Computer vision is a key aspect of artificial intelligence that is critical to many applications, from robots movements to self-driving cars and from medical imaging to products recognition in manufacturing plants. This MIT course presents the issues of computer vision and how they are handled with Convolutional Neural Networks together with the latest domains of research and state-of-the-art algorithms architectures.
This series of articles dives deeper into the actual applications of Machine Learning that are currently in use in many current technological processes and devices.
Through these posts entitled “Machine Learning is Fun!”, Adam Geitgey guides us step by step through the concepts, data, algorithms, code, results and pitfalls of machine learning applications from image, face and speech recognition to language translation and more. It also gathers several different sources for more details on each application and its development.
This series is really dense with detailed code, but it is also explained very clearly, step by step, with detailed illustration. It notably covers the use of a Convolutional Neural Network (including Generative Adversarial Network) and Recurrent Neural Network, together with some of their most prominent applications in daily life. It is a real course not to be missed for any ML developer!

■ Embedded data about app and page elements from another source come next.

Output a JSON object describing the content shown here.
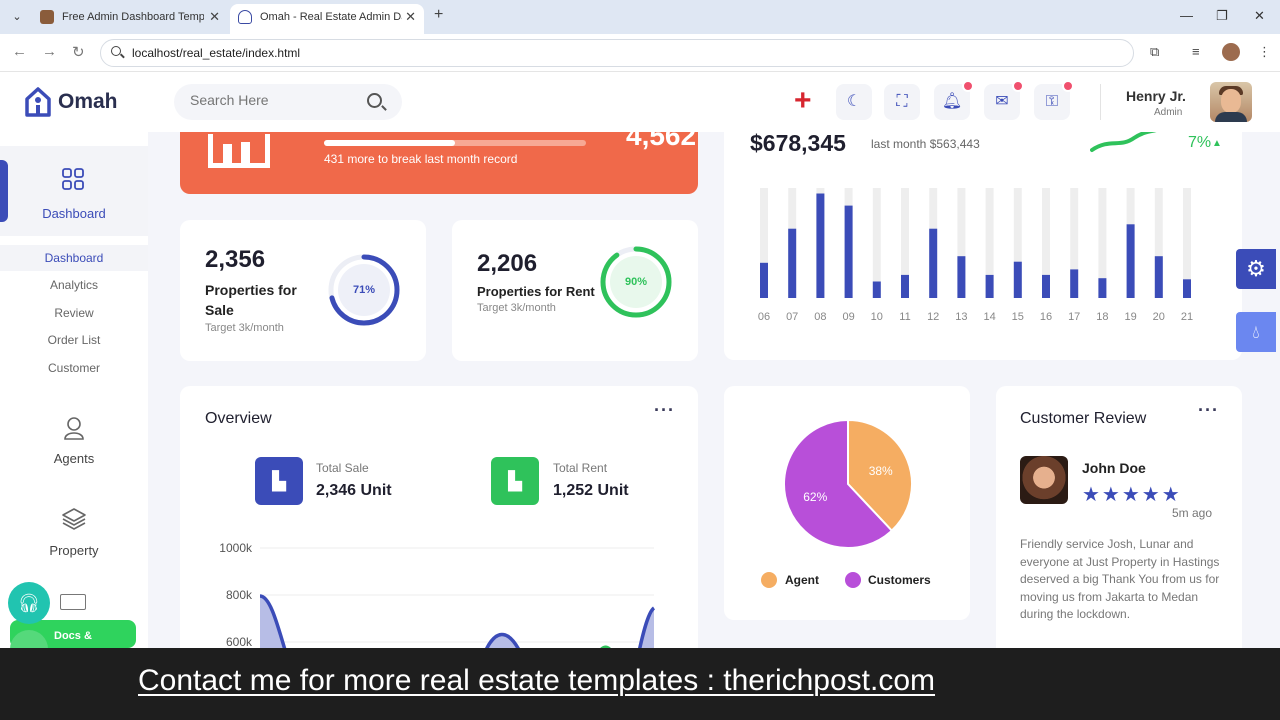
{
  "browser": {
    "tabs": [
      {
        "title": "Free Admin Dashboard Templa",
        "active": false
      },
      {
        "title": "Omah - Real Estate Admin Das",
        "active": true
      }
    ],
    "url": "localhost/real_estate/index.html"
  },
  "header": {
    "brand": "Omah",
    "search_placeholder": "Search Here",
    "user_name": "Henry Jr.",
    "user_role": "Admin"
  },
  "sidebar": {
    "main_item": "Dashboard",
    "subitems": [
      "Dashboard",
      "Analytics",
      "Review",
      "Order List",
      "Customer"
    ],
    "active_subitem": "Dashboard",
    "items": [
      {
        "label": "Agents",
        "icon": "user-icon"
      },
      {
        "label": "Property",
        "icon": "layers-icon"
      }
    ],
    "docs_label": "Docs &"
  },
  "promo": {
    "value_partial": "4,562",
    "progress": 0.5,
    "message": "431 more to break last month record"
  },
  "stats": [
    {
      "value": "2,356",
      "title": "Properties for Sale",
      "target": "Target 3k/month",
      "percent": 71,
      "percent_label": "71%",
      "color": "#3b4cb8"
    },
    {
      "value": "2,206",
      "title": "Properties for Rent",
      "target": "Target 3k/month",
      "percent": 90,
      "percent_label": "90%",
      "color": "#2fc25b"
    }
  ],
  "revenue": {
    "amount": "$678,345",
    "last_month": "last month $563,443",
    "change": "7%"
  },
  "chart_data": [
    {
      "type": "bar",
      "categories": [
        "06",
        "07",
        "08",
        "09",
        "10",
        "11",
        "12",
        "13",
        "14",
        "15",
        "16",
        "17",
        "18",
        "19",
        "20",
        "21"
      ],
      "values": [
        32,
        63,
        95,
        84,
        15,
        21,
        63,
        38,
        21,
        33,
        21,
        26,
        18,
        67,
        38,
        17
      ],
      "ylim": [
        0,
        100
      ],
      "track_color": "#eeeeee",
      "bar_color": "#3b4cb8"
    },
    {
      "type": "pie",
      "labels": [
        "Agent",
        "Customers"
      ],
      "values": [
        38,
        62
      ],
      "colors": [
        "#f5ad62",
        "#b84fd9"
      ]
    },
    {
      "type": "area",
      "ytick_labels": [
        "1000k",
        "800k",
        "600k"
      ],
      "ylim": [
        0,
        1000000
      ]
    }
  ],
  "overview": {
    "title": "Overview",
    "total_sale_label": "Total Sale",
    "total_sale_value": "2,346 Unit",
    "total_rent_label": "Total Rent",
    "total_rent_value": "1,252 Unit"
  },
  "review": {
    "title": "Customer Review",
    "name": "John Doe",
    "stars": "★★★★★",
    "time": "5m ago",
    "text": "Friendly service Josh, Lunar and everyone at Just Property in Hastings deserved a big Thank You from us for moving us from Jakarta to Medan during the lockdown."
  },
  "caption": "Contact me for more real estate templates : therichpost.com"
}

Here is the list of posts with direct links:
- Part 1: The world’s easiest introduction to Machine Learning
- Part 2: Using Machine Learning to generate Super Mario Maker levels

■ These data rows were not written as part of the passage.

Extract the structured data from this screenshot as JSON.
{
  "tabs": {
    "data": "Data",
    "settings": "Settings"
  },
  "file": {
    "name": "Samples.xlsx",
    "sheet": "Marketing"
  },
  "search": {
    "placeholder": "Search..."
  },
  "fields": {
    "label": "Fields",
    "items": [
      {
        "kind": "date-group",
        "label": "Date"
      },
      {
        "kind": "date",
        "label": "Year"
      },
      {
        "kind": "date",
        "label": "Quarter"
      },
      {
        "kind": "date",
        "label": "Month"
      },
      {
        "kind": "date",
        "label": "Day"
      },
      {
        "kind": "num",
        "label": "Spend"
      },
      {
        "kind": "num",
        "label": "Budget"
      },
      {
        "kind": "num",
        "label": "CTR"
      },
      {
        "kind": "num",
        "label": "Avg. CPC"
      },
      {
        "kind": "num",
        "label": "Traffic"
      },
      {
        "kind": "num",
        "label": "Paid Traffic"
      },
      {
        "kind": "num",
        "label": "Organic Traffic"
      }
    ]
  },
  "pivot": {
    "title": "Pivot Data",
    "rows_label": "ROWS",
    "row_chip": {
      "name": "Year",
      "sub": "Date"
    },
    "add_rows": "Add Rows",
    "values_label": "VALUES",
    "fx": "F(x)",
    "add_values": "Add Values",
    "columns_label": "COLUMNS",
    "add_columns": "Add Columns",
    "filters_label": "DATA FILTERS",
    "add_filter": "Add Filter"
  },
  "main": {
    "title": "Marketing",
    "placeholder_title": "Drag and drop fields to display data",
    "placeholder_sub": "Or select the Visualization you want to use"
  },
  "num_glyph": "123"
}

- Part 3: Deep Learning and Convolutional Neural Networks
- Part 4: Modern Face Recognition with Deep Learning
- Part 5: Language Translation with Deep Learning and the Magic of Sequences
- Part 6: How to do Speech Recognition with Deep Learning
- Part 7: Abusing Generative Adversarial Networks to Make 8-bit Pixel Art
- Part 8: How to Intentionally Trick Neural Networks
Neural networks come in a wide range of shapes and functions, with diverse architectures and parameters for input, hidden and output nodes as well as convolutive or recurrent nodes.
Regrouped in a convenient summary by Fjodor Van Veen, the most popular architectures for neural networks have been cataloged with detailed descriptions for each type of neural network. The complete post with explanations on the use and goals of each network can be be found on the Asimov Institute “the neural network zoo“.